Today at the Financial Times Cyber Security Summit in London, Ilia Kolochenko – chief executive officer and founder of High-Tech Bridge – held a talk about “why we still cannot stop cybercrime.”
In it, he laid bare an uncomfortable truth about cyber security: Businesses and governments across the world are spending more on security, but are being hacked more than ever. “Something is very wrong,” he said.
A raft of statistics from multiple sources painted the picture. Worldwide information security spending will hit $170 billion by 2020, venture capitalists spent $3.3 billion in 2015 on cyber security startups, the EU is planning a $2 billion investment into cyber security research and the US is planning to spend $19 billion on the area.
But, despite this investment, the hackers are still coming out on top.
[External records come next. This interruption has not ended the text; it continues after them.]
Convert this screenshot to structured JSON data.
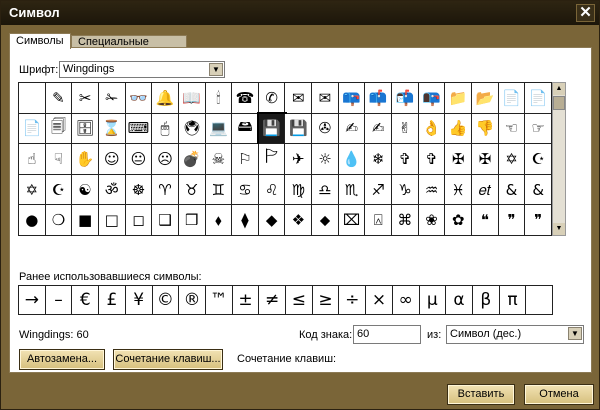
{
  "window": {
    "title": "Символ",
    "close_glyph": "✕"
  },
  "tabs": [
    {
      "label": "Символы",
      "active": true
    },
    {
      "label": "Специальные знаки",
      "active": false
    }
  ],
  "font": {
    "label": "Шрифт:",
    "value": "Wingdings"
  },
  "symbol_grid": {
    "rows": [
      [
        " ",
        "✎",
        "✂",
        "✁",
        "👓",
        "🔔",
        "📖",
        "🕯",
        "☎",
        "✆",
        "✉",
        "✉",
        "📪",
        "📫",
        "📬",
        "📭",
        "📁",
        "📂",
        "📄",
        "📄"
      ],
      [
        "📄",
        "🗐",
        "🗄",
        "⌛",
        "⌨",
        "🖱",
        "🖲",
        "💻",
        "🖴",
        "💾",
        "💾",
        "✇",
        "✍",
        "✍",
        "✌",
        "👌",
        "👍",
        "👎",
        "☜",
        "☞"
      ],
      [
        "☝",
        "☟",
        "✋",
        "☺",
        "😐",
        "☹",
        "💣",
        "☠",
        "⚐",
        "🏱",
        "✈",
        "☼",
        "💧",
        "❄",
        "✞",
        "✞",
        "✠",
        "✠",
        "✡",
        "☪"
      ],
      [
        "✡",
        "☪",
        "☯",
        "ॐ",
        "☸",
        "♈",
        "♉",
        "♊",
        "♋",
        "♌",
        "♍",
        "♎",
        "♏",
        "♐",
        "♑",
        "♒",
        "♓",
        "𝑒𝑡",
        "&",
        "&"
      ],
      [
        "●",
        "❍",
        "■",
        "□",
        "◻",
        "❑",
        "❒",
        "⬧",
        "⧫",
        "◆",
        "❖",
        "⬥",
        "⌧",
        "⍓",
        "⌘",
        "❀",
        "✿",
        "❝",
        "❞",
        "❞"
      ]
    ],
    "selected_row": 1,
    "selected_col": 9
  },
  "recent": {
    "label": "Ранее использовавшиеся символы:",
    "symbols": [
      "→",
      "–",
      "€",
      "£",
      "¥",
      "©",
      "®",
      "™",
      "±",
      "≠",
      "≤",
      "≥",
      "÷",
      "×",
      "∞",
      "µ",
      "α",
      "β",
      "π",
      ""
    ]
  },
  "char_info": "Wingdings: 60",
  "code": {
    "label": "Код знака:",
    "value": "60"
  },
  "from": {
    "label": "из:",
    "value": "Символ (дес.)"
  },
  "buttons": {
    "autocorrect": "Автозамена...",
    "shortcut": "Сочетание клавиш...",
    "insert": "Вставить",
    "cancel": "Отмена"
  },
  "shortcut_text": "Сочетание клавиш:"
}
A PwC report said that cyber crime has risen by 20 per cent every year since 2014. KPMG reported that 81 per cent of healthcare organisations have been compromised in the last year and, according to Trend Micro, ransomware has risen by 172 per cent in the first half of 2016.
And the list goes on: earlier this week Lloyd’s of London reported that nine out of ten European businesses have suffered a cyber attack in the last five years and Gemalto revealed that there has been 15 per cent more data breaches in the first half of this year compared to 2015.
“As we compare cyber security and cyber crime we can definitely see that something is wrong,” Kolochenko said. “What many cyber security vendors are saying is that it’s not a question of if you will get hacked, but when you will get hacked. Now, can you imagine you bank saying it’s not a question of if I lose your savings but when I lose your savings?”
So, what’s going wrong? Obviously there is no simple answer, but one factor outlined by Kolochenko is that businesses are looking at cyber security the wrong way. Too often, he said, businesses are preoccupied with following the trends and purchasing tools and solutions just because that’s what everyone else is doing. Instead, businesses need to concentrate more on what is best for them. “Cyber security is about efficiency and effectiveness, not just acquiring new products” and by identifying the risks to “appropriate to the business,” organisations will be better placed to defend against attacks.
"There is too much of a focus on cure rather than prevention and often a lack of recognition of the importance of security at board level," he continued, and a "limited willingness to adopt robust continuous monitoring of all systems using both security tools together with people skills, so that every boundary is patrolled and breaches prevented."
“Cyber security is not rocket science. By "doing the right things right” and keeping things simple, businesses will “have much more success fighting cyber crime.”
Image source: Shutterstock/deepadesigns